Given data:

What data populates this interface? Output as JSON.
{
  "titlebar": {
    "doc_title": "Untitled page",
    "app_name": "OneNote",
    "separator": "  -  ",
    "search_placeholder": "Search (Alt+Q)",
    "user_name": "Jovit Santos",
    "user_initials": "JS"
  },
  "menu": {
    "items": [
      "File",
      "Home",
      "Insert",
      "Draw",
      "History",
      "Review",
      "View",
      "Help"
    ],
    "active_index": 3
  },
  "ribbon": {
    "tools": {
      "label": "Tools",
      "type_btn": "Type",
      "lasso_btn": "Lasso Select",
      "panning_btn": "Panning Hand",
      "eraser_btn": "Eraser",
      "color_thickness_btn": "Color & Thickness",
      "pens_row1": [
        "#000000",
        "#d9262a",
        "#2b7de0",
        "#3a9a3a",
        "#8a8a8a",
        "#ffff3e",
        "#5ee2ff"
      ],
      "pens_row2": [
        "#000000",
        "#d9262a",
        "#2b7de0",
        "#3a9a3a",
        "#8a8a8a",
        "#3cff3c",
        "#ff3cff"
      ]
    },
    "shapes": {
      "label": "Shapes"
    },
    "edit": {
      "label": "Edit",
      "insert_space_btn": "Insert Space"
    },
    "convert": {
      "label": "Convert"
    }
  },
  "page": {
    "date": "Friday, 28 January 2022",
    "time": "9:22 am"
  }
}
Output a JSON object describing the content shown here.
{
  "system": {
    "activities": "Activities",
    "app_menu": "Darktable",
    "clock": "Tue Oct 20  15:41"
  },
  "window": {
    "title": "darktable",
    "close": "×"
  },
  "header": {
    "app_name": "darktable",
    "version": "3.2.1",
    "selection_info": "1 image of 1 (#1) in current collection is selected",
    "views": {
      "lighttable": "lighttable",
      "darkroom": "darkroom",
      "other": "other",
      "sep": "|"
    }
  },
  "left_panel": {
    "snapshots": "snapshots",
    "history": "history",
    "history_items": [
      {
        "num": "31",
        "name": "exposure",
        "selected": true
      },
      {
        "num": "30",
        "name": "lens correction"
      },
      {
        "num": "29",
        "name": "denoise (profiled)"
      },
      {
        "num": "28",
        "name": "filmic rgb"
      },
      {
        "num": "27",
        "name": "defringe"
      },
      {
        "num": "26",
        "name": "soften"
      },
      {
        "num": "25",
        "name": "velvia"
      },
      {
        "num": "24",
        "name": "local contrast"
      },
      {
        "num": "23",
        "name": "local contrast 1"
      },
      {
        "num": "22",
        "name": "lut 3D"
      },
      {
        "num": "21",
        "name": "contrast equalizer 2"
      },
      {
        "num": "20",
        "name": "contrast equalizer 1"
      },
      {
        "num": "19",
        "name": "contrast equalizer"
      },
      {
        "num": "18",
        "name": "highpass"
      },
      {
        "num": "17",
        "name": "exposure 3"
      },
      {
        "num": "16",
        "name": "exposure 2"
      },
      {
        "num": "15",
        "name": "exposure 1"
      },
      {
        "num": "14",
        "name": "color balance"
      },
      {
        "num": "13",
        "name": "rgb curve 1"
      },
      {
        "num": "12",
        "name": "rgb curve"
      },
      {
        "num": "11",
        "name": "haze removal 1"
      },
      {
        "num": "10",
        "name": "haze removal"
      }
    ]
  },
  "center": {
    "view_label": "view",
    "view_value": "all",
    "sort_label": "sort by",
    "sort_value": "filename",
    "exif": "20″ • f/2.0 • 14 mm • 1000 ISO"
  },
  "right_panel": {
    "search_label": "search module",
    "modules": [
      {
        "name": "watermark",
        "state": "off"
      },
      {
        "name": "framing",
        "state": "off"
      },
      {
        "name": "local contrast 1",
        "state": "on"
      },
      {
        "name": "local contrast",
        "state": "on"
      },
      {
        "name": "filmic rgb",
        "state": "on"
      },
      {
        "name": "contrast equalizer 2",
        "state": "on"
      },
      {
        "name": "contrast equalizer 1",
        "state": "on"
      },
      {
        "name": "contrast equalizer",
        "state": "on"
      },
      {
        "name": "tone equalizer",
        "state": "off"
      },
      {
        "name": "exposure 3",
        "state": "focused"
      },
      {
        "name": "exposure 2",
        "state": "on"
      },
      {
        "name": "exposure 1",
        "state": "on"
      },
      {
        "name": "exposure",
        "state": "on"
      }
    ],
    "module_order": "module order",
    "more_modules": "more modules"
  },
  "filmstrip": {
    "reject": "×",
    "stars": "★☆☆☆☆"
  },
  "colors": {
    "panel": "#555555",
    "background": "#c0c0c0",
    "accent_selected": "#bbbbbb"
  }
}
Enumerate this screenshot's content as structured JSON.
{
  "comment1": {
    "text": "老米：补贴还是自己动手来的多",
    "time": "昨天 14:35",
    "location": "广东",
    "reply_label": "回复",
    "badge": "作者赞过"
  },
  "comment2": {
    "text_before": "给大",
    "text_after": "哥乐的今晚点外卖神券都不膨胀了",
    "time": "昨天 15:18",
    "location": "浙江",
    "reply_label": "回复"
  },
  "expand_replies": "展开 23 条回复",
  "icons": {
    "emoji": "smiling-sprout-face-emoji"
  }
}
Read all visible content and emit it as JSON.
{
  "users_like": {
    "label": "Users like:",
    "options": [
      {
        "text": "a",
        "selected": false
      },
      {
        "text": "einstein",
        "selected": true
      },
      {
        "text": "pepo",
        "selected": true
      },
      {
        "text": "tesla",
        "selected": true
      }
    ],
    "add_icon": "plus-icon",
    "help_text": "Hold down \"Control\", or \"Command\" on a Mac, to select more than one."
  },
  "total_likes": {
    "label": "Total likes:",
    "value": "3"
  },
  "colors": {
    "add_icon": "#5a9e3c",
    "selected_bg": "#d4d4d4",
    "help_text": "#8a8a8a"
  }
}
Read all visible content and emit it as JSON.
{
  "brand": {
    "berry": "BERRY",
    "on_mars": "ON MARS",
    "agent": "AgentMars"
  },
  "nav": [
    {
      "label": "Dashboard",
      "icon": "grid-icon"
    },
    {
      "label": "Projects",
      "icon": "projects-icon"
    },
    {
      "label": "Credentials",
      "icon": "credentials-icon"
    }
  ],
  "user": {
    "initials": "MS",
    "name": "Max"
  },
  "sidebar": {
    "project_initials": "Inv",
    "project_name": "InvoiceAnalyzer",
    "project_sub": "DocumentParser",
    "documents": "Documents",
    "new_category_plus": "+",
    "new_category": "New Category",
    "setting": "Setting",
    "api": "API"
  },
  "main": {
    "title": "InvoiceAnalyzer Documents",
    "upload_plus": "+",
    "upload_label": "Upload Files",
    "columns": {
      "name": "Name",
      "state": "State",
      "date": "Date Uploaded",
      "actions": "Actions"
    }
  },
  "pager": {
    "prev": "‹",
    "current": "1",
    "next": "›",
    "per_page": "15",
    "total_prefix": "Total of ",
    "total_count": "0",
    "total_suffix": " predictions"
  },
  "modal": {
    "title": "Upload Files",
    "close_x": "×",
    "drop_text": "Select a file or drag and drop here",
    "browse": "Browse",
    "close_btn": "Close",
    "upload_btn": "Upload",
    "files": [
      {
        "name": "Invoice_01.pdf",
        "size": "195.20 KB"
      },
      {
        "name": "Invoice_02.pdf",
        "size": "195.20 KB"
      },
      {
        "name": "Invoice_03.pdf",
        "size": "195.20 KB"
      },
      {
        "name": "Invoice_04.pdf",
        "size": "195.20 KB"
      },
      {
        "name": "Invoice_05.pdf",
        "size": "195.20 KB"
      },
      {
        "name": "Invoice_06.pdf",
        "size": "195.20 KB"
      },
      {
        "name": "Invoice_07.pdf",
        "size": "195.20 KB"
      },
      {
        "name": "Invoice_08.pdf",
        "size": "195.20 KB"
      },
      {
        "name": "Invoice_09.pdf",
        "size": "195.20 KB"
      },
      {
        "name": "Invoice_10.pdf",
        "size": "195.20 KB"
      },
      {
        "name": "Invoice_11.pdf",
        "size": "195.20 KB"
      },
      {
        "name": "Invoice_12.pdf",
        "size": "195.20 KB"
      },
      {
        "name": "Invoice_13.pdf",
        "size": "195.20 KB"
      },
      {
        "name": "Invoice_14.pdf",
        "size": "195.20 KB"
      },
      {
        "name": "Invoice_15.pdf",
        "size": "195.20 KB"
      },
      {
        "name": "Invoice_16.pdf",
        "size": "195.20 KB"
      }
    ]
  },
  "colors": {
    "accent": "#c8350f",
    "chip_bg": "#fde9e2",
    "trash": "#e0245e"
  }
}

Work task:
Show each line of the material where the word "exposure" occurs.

The answer:
        "name": "exposure",
        "name": "exposure 3"
        "name": "exposure 2"
        "name": "exposure 1"
        "name": "exposure 3",
        "name": "exposure 2",
        "name": "exposure 1",
        "name": "exposure",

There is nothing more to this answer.